DATA FOR ANALYSIS>
☆ ☆ ☆ ☆
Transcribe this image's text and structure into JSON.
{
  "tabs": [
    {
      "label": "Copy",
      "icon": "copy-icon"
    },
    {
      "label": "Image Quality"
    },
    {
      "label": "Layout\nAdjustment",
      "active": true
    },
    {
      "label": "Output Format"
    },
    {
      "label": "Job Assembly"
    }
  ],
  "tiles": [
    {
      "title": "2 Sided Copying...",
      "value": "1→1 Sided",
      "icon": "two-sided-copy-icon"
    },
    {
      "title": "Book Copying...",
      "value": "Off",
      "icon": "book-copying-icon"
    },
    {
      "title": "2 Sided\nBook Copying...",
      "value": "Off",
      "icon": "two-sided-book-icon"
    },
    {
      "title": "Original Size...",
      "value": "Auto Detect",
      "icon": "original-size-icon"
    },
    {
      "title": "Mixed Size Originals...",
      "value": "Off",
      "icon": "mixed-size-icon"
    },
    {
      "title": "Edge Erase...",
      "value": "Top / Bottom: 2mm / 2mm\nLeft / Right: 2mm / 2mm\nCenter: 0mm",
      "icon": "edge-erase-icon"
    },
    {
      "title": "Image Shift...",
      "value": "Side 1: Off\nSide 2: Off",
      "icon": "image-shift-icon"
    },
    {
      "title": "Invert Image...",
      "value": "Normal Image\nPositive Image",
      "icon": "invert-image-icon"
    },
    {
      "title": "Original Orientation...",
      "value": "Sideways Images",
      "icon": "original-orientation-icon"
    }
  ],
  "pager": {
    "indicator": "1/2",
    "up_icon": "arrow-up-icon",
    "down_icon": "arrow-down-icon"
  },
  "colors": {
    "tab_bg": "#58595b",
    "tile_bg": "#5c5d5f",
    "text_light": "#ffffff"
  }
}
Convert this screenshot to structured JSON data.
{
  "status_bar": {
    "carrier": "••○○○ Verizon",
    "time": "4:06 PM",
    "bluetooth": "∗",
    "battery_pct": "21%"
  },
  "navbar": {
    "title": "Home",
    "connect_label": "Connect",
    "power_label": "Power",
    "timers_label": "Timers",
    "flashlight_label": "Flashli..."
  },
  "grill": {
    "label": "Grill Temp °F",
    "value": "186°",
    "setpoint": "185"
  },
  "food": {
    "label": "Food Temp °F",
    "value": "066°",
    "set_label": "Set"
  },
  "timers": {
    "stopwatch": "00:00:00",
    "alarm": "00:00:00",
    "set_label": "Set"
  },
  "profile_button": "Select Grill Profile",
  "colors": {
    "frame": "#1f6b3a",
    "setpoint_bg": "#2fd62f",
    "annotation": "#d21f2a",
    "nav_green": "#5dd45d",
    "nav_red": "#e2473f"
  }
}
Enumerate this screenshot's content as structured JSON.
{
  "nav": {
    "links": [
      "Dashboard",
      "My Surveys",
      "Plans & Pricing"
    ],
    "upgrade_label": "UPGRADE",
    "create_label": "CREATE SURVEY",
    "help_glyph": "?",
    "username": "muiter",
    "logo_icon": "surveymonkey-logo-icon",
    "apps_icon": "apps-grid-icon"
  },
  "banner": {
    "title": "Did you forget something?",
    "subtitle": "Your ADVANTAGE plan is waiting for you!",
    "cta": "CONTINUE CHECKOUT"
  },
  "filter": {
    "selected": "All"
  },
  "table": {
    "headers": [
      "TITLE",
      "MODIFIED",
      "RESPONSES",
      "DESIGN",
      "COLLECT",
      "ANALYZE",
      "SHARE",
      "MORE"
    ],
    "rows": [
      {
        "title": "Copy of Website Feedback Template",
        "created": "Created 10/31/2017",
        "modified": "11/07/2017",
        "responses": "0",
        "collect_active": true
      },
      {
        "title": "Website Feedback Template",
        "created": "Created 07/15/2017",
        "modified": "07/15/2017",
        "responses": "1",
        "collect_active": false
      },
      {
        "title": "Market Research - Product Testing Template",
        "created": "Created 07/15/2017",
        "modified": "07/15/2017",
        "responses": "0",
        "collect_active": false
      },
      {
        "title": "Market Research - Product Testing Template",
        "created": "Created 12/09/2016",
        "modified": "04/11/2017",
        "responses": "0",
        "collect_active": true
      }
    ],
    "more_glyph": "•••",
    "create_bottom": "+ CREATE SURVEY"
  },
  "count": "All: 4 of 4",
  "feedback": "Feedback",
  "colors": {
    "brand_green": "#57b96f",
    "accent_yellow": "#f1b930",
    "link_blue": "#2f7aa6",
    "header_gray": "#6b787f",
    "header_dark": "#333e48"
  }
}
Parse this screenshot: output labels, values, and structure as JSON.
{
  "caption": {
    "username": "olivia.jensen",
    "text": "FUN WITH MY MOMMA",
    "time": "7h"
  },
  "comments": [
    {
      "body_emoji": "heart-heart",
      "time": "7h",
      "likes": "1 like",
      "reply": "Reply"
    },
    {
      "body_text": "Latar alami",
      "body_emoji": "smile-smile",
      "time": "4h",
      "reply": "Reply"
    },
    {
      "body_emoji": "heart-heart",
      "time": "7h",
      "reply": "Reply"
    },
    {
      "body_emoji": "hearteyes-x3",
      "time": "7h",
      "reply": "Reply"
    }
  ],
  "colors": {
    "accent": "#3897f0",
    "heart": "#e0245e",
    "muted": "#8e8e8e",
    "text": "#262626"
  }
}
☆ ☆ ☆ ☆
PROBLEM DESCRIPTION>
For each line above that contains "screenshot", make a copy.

RESPONSE AREA>
Convert this screenshot to structured JSON data.
Enumerate this screenshot's content as structured JSON.
Parse this screenshot: output labels, values, and structure as JSON.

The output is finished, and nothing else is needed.